MetLife Tower, right, is shown near the Empire State Building, left, on March 4, 2016, in New York. (Mark Lennihan/AP)

A federal judge on Wednesday delivered a significant setback to the Obama administration’s efforts to rein in the financial sector and prevent a repeat of the conditions that caused the 2008 financial crisis.

In 2014, a government panel run by Treasury Secretary Jack Lew determined that MetLife should come under stricter federal scrutiny, essentially calling the nation’s largest life insurance company “too big to fail.” With that designation, MetLife would be forced to set aside a bigger financial cushion and put in place other safeguards to protect taxpayers if it fell into financial trouble.

MetLife sued, arguing that the new rules would force it to raise prices, and on Wednesday, U.S. District Judge Rosemary M. Collyer sided with the New York-based firm. Collyer did not explain her decision in the two-page ruling.

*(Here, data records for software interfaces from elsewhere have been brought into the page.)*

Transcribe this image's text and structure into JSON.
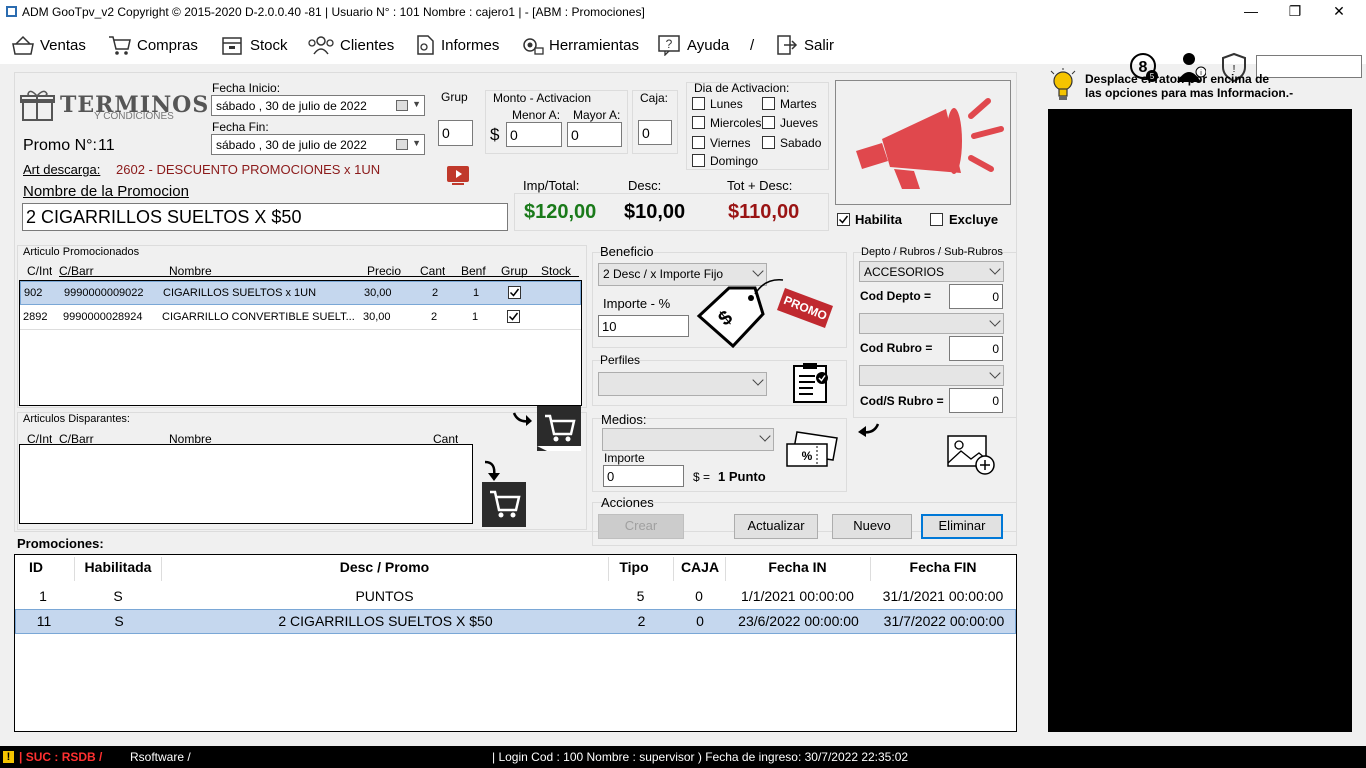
{
  "window": {
    "title": "ADM GooTpv_v2 Copyright ©  2015-2020 D-2.0.0.40 -81 | Usuario N° : 101 Nombre : cajero1 | - [ABM : Promociones]",
    "minimize": "—",
    "maximize": "❐",
    "close": "✕"
  },
  "menu": {
    "ventas": "Ventas",
    "compras": "Compras",
    "stock": "Stock",
    "clientes": "Clientes",
    "informes": "Informes",
    "herramientas": "Herramientas",
    "ayuda": "Ayuda",
    "separator": "/",
    "salir": "Salir"
  },
  "header_icons": [
    "numeric-badge-icon",
    "user-info-icon",
    "shield-icon"
  ],
  "logo": {
    "line1": "TERMINOS",
    "line2": "Y CONDICIONES"
  },
  "promo": {
    "number_label": "Promo N°:",
    "number": "11",
    "fecha_inicio_label": "Fecha Inicio:",
    "fecha_inicio": "sábado  , 30 de      julio      de 2022",
    "fecha_fin_label": "Fecha Fin:",
    "fecha_fin": "sábado  , 30 de      julio      de 2022",
    "grup_label": "Grup",
    "grup": "0",
    "monto_label": "Monto - Activacion",
    "menor_label": "Menor A:",
    "mayor_label": "Mayor A:",
    "currency": "$",
    "menor": "0",
    "mayor": "0",
    "caja_label": "Caja:",
    "caja": "0",
    "art_descarga_label": "Art descarga:",
    "art_descarga": "2602 - DESCUENTO PROMOCIONES  x 1UN",
    "nombre_label": "Nombre de la Promocion",
    "nombre": "2 CIGARRILLOS SUELTOS X $50"
  },
  "dias": {
    "label": "Dia de Activacion:",
    "lunes": "Lunes",
    "martes": "Martes",
    "miercoles": "Miercoles",
    "jueves": "Jueves",
    "viernes": "Viernes",
    "sabado": "Sabado",
    "domingo": "Domingo"
  },
  "totals": {
    "imp_label": "Imp/Total:",
    "desc_label": "Desc:",
    "tot_label": "Tot + Desc:",
    "imp": "$120,00",
    "desc": "$10,00",
    "tot": "$110,00",
    "colors": {
      "imp": "#1a7a1a",
      "desc": "#000000",
      "tot": "#9a1414"
    }
  },
  "flags": {
    "habilita_label": "Habilita",
    "habilita": true,
    "excluye_label": "Excluye",
    "excluye": false
  },
  "promocionados": {
    "label": "Articulo Promocionados",
    "columns": [
      "C/Int",
      "C/Barr",
      "Nombre",
      "Precio",
      "Cant",
      "Benf",
      "Grup",
      "Stock"
    ],
    "rows": [
      {
        "cint": "902",
        "cbarr": "9990000009022",
        "nombre": "CIGARILLOS SUELTOS  x 1UN",
        "precio": "30,00",
        "cant": "2",
        "benf": "1",
        "grup": true
      },
      {
        "cint": "2892",
        "cbarr": "9990000028924",
        "nombre": "CIGARRILLO CONVERTIBLE SUELT...",
        "precio": "30,00",
        "cant": "2",
        "benf": "1",
        "grup": true
      }
    ]
  },
  "disparantes": {
    "label": "Articulos Disparantes:",
    "columns": [
      "C/Int",
      "C/Barr",
      "Nombre",
      "Cant"
    ]
  },
  "beneficio": {
    "label": "Beneficio",
    "tipo": "2 Desc / x Importe Fijo",
    "importe_label": "Importe - %",
    "importe": "10"
  },
  "perfiles": {
    "label": "Perfiles",
    "value": ""
  },
  "medios": {
    "label": "Medios:",
    "value": "",
    "importe_label": "Importe",
    "importe": "0",
    "equals": "$ =",
    "punto": "1 Punto"
  },
  "depto": {
    "label": "Depto / Rubros / Sub-Rubros",
    "depto_value": "ACCESORIOS",
    "cod_depto_label": "Cod Depto =",
    "cod_depto": "0",
    "rubro_value": "",
    "cod_rubro_label": "Cod Rubro =",
    "cod_rubro": "0",
    "srubro_value": "",
    "cod_srubro_label": "Cod/S Rubro =",
    "cod_srubro": "0"
  },
  "acciones": {
    "label": "Acciones",
    "crear": "Crear",
    "actualizar": "Actualizar",
    "nuevo": "Nuevo",
    "eliminar": "Eliminar"
  },
  "promociones": {
    "label": "Promociones:",
    "columns": [
      "ID",
      "Habilitada",
      "Desc / Promo",
      "Tipo",
      "CAJA",
      "Fecha IN",
      "Fecha FIN"
    ],
    "rows": [
      {
        "id": "1",
        "hab": "S",
        "desc": "PUNTOS",
        "tipo": "5",
        "caja": "0",
        "fin": "1/1/2021 00:00:00",
        "ffin": "31/1/2021 00:00:00"
      },
      {
        "id": "11",
        "hab": "S",
        "desc": "2 CIGARRILLOS SUELTOS X $50",
        "tipo": "2",
        "caja": "0",
        "fin": "23/6/2022 00:00:00",
        "ffin": "31/7/2022 00:00:00"
      }
    ]
  },
  "help": {
    "line1": "Desplace el raton por encima de",
    "line2": "las opciones para mas Informacion.-"
  },
  "status": {
    "warn": "!",
    "suc": "| SUC : RSDB /",
    "company": "Rsoftware /",
    "login": "| Login Cod : 100 Nombre : supervisor ) Fecha de ingreso: 30/7/2022 22:35:02"
  }
}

“From the beginning, MetLife has said that its business model does not pose a threat to the financial stability of the United States,” Steven A. Kandarian, MetLife’s chairman and chief executive, said in a statement. “This decision is a win for MetLife’s customers, employees and shareholders.”

MetLife, which was founded in 1868, has a global footprint, 100 million customers and a market capitalization of $48 billion. The company’s stock rose 5 percent Wednesday to close at $45 a share.

The ruling comes at a time when the Obama administration is struggling to put in place the final portions of the massive 2010 financial reform package, the Dodd-Frank Act. That effort has come under greater scrutiny recently as Democratic presidential candidate Bernie Sanders has called for the breakup of large financial institutions.

This defeat could also give ammunition to Republicans in Congress who have argued that Dodd-Frank goes too far. The act “ominously grants the Federal Reserve near de facto management authority over such institutions, thus allowing huge swaths of the economy to potentially be controlled by the federal government,” Rep. Jeb Hensarling (R-Tex.), chairman of the Financial Services Committee, said in a statement.

This aspect of Dodd-Frank attempts to identify financial firms, outside of banks, that could pose a threat to the economy. These firms have traditionally received little government scrutiny. But after the massive insurance company AIG nearly collapsed in 2008 and required a $182 billion taxpayer bailout, lawmakers called for stricter oversight of this portion of the financial industry.

The Financial Stability Oversight Council labeled four firms — AIG, Prudential, General Electric’s financing arm and MetLife — as “systemically important financial institutions,” subjecting them to tougher government rules. But MetLife launched a public battle against the designation, arguing that the FSOC did not properly assess the insurer’s financial strength, noting that the company does not engage in the type of risky behavior that could rattle the economy.

Despite Wednesday’s ruling, the Treasury Department remained steadfast on the FSOC’s assessment of MetLife.

“We strongly disagree with the court’s decision. We are confident that FSOC’s determination was lawful and will continue to defend the Council’s designations process vigorously,” a Treasury spokesman said in a statement.

“FSOC conducted a rigorous analysis of MetLife, including extensive engagement with the company, and determined that material financial distress at MetLife could pose such a threat to the financial system,” the statement continued. “We firmly believe that FSOC acted well within its legal authority to protect the entire global economy.”